With Wilson cruising, the Indianapolis offense finally showed some signs of life. John Bowker had three hits, including two doubles that were absolutely smoked into the right-center and left-center gaps. Chase D’Arnaud and Josh Harrison both squared up a couple of balls well for solid singles. The real star of the game at the plate, though, was Matt Hague. In the fourth inning, he scorched a line drive to center that Guyer tried and failed to make a spectacular catch on, which left Hague standing at third with a triple. In the eighth, he crushed an RJ Swindle pitch well over the Blue Monster in left for a three-run homer that gave Indy a seemingly insurmountable nine-run lead. He also made some pretty slick plays at first base with his glove.

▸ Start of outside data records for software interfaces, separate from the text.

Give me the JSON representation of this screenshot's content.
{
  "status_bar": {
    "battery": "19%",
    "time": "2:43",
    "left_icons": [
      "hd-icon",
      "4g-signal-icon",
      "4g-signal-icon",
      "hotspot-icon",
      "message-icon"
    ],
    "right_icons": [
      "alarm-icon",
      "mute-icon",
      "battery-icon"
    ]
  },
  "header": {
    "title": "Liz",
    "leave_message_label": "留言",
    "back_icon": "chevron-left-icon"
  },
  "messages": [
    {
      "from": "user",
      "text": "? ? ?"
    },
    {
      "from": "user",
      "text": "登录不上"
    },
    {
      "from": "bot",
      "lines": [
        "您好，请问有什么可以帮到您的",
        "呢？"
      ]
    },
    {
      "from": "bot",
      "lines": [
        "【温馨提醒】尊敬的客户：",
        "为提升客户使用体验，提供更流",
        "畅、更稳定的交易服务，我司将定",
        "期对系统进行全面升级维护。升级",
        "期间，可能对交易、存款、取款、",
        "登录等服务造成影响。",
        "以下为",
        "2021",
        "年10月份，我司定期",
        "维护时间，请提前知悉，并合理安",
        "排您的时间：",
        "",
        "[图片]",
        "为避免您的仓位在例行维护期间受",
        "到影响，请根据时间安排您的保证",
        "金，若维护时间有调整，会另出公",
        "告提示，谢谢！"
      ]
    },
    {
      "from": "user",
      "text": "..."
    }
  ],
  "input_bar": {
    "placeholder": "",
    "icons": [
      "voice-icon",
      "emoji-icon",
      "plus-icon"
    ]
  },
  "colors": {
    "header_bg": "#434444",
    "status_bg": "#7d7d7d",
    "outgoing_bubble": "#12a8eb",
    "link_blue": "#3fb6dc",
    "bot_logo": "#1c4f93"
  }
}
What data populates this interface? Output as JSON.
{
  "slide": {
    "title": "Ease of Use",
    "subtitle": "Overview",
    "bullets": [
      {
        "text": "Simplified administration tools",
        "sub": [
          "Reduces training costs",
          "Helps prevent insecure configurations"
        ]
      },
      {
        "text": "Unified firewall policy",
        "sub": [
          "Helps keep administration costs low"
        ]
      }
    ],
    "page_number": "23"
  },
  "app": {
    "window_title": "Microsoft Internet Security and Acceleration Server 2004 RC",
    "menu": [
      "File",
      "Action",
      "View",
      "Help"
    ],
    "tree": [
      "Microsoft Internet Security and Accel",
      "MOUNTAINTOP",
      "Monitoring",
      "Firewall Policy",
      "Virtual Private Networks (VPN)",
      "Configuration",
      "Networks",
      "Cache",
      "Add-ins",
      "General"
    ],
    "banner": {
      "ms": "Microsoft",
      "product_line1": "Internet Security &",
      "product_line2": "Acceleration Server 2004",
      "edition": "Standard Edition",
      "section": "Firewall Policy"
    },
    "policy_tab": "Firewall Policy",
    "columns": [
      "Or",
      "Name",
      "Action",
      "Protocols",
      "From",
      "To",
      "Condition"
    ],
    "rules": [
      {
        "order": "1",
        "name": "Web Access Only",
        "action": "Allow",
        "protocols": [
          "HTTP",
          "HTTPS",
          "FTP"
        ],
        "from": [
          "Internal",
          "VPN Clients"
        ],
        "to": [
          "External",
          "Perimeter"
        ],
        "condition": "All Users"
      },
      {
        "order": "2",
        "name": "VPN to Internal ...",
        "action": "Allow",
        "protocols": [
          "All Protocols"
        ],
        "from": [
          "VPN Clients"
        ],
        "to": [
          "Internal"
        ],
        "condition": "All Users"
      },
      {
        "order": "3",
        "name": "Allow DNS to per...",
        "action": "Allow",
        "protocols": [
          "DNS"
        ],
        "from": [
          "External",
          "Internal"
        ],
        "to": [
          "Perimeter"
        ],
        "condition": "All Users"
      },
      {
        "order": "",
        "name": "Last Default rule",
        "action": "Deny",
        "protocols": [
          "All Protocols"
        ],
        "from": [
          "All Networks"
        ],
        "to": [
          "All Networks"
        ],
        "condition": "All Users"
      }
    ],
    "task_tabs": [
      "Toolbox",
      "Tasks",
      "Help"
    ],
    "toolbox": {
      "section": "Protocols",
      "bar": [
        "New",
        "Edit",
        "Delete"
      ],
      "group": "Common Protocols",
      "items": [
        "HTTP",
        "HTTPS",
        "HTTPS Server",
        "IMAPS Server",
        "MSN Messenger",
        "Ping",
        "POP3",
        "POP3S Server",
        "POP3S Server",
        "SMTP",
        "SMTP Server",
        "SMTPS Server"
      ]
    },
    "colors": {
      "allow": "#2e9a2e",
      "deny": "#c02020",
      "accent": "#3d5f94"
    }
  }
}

Watching him maul left-handed pitching (Durham started Alex Torres, a lefty that’s a good prospect with big strikeout numbers but some serious control problems) and play good defense tonight made it seem to me like he could exist on a big league roster in a Steve Pearce-type role on the small end of a platoon, though obviously those guys are of limited value. 

After Wilson exited the game, though, things got awful for Indianapolis on the other side of the ball. Justin Thomas came in to pitch the eighth and he threw the Bulls batting practice. He worked 2/3rds of an inning and gave up three doubles, a single, and two scorched flyouts. Dusty Brown was charged with two passed balls while Thomas was on the mound, but I thought at least one of them could’ve been scored a wild pitch. Thomas left the game with a runner on first and a 9-3 score. Blaine Boyer came in and threw two wild pitches before getting a strikeout to end the eighth and seemingly put Durham’s threat to bed for the night. 

Except that it wasn’t over. After Boyer struck Furmaniak out to open up the ninth, he gave up a single, a double, and a mammoth home run to Desmond Jennings. At that point, Tim Wood frantically started warming up, there was a loooong mound conference, and Boyer walked Ruggiano to actually bring the tying run into the on deck circle. Indianapolis was winning 9-0 at 10:00. By 10:40, Durham had the tying run on deck. Wood came in at that point and allowed a 399-foot flyout that Alex Presley tracked down at the wall. Off the bat, I was certain it was a two-run homer. Then, he got Felipe Lopez to fly out to Bowker in left and end Durham’s near-miraculous comeback that left me feeling awfully frazzled for a game that I didn’t really care much about who won once I got to the park. 

Near-bullpen-meltdowns aside, it was nice to see that the Pirates have some guys at Triple-A capable of getting hits. I thought Wilson was pretty impressive, too. I wasn’t exactly blown away by him, which you might expect after 6 1/3 no-hit innings, but he was still very good. He had some control trouble and he didn’t exactly rack up the strikeouts, but Durham was so frustrated by him that Ruggiano actually tried to lead off the sixth with a bunt. I don’t know if he had his best stuff tonight, but he certainly didn’t have his best command and he still had a great start. 

Pat Lackey

About Pat Lackey

In 2005, I started a WHYGAVS instead of working on organic chemistry homework. Many years later, I've written about baseball and the Pirates for a number of sites all across the internet, but WHYGAVS is still my home. I still haven't finished that O-Chem homework, though.